So what comes next? One thing that comes to mind is a personal pet project of mine – the use of unmanned aerial vehicles (UAVs) – more commonly known as “drones” – for humanitarian purposes. Mark Hanis and his colleague Andrew Stobo Sniderman made the case for doing this in their recent New York Times piece called “Drones for Human Rights.” Despite the bad name given to UAVs by their use as weapons in Afghanistan, Pakistan, and elsewhere, they are used much more commonly for reconnaissance and surveillance. That’s an asset with huge potential value for human rights groups, especially when it comes to mass atrocities.
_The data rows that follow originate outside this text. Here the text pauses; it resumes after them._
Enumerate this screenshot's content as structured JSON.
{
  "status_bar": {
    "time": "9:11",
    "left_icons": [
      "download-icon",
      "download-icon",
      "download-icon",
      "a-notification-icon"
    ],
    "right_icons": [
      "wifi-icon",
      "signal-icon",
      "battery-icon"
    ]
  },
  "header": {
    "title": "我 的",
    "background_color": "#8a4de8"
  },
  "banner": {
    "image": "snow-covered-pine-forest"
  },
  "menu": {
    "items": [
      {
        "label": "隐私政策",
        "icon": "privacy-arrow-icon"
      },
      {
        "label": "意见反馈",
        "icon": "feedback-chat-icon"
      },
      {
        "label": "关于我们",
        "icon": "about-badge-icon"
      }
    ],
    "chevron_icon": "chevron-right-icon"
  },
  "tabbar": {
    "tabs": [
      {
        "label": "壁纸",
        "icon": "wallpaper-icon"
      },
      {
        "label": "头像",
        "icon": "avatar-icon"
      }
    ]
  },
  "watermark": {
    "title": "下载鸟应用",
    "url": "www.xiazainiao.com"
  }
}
This is a case where if we can do it, we should do it. As Hanis and Sniderman put it, “If human rights organizations can spy on evil, they should.”

A small UAV in flight (Source: see below)

So if we know that we should do it, the question then becomes “can we do it?” In short, once again, yes we can. It’s true that just as with satellite imagery, activists won’t be able to access tools with the kinds of capabilities that governments have, but we don’t need to. Cheap alternatives exist that will serve our purposes. For example, why buy or lease a UAV for hundreds of thousands of dollars when we can build our own for only hundreds or thousands? In its most basic form, a UAV is basically just a remote controlled airplane or helicopter with a camera on it. There are already people who build them for fun, so why not tap into a community of hobbyists and put their skills towards a good cause? Even further, I’m in favor of organizing a competition for teams of engineering students from different schools to compete at creating the best humanitarian UAV on a budget.

Sure, this is all easier said than done and it would involve a lot of work, but the payoff would be worth the effort. Imagine being able to send a UAV into the inaccessible border regions of Burma to record military attacks against ethnic minority villages. Better yet, imagine being able to see them approaching and warn the people in danger. Those areas have little to no internet or mobile phone connectivity, so our more typical means of gathering information don’t work. On a smaller scale, think of a protest like those we’ve seen in Egypt’s Tahrir Square. Now imagine that instead of shaky cell phone images and the occasional news footage, the world could watch live video streaming from a quadcopter that fits in a backpack and can be piloted from an app on someone’s phone. That definitely provides a new perspective when security forces come and start cracking down. The best part is that it’s not new – people are already doing it, as this video from CNN shows. Sure, there are risks, but the people resisting oppression are already facing great risks every day, so why not give them better tools to tell their story?

With our focus on technology and innovation to support early warning and ultimately the prevention of genocide, developing UAVs obviously has great potential for the Sentinel Project and other human rights groups. They’re not the ultimate answer for predicting and preventing genocide, but definitely have a place in our intelligence toolbox.

Image source article: “Drones for Human Rights: Brilliant or Foolish? (Updated)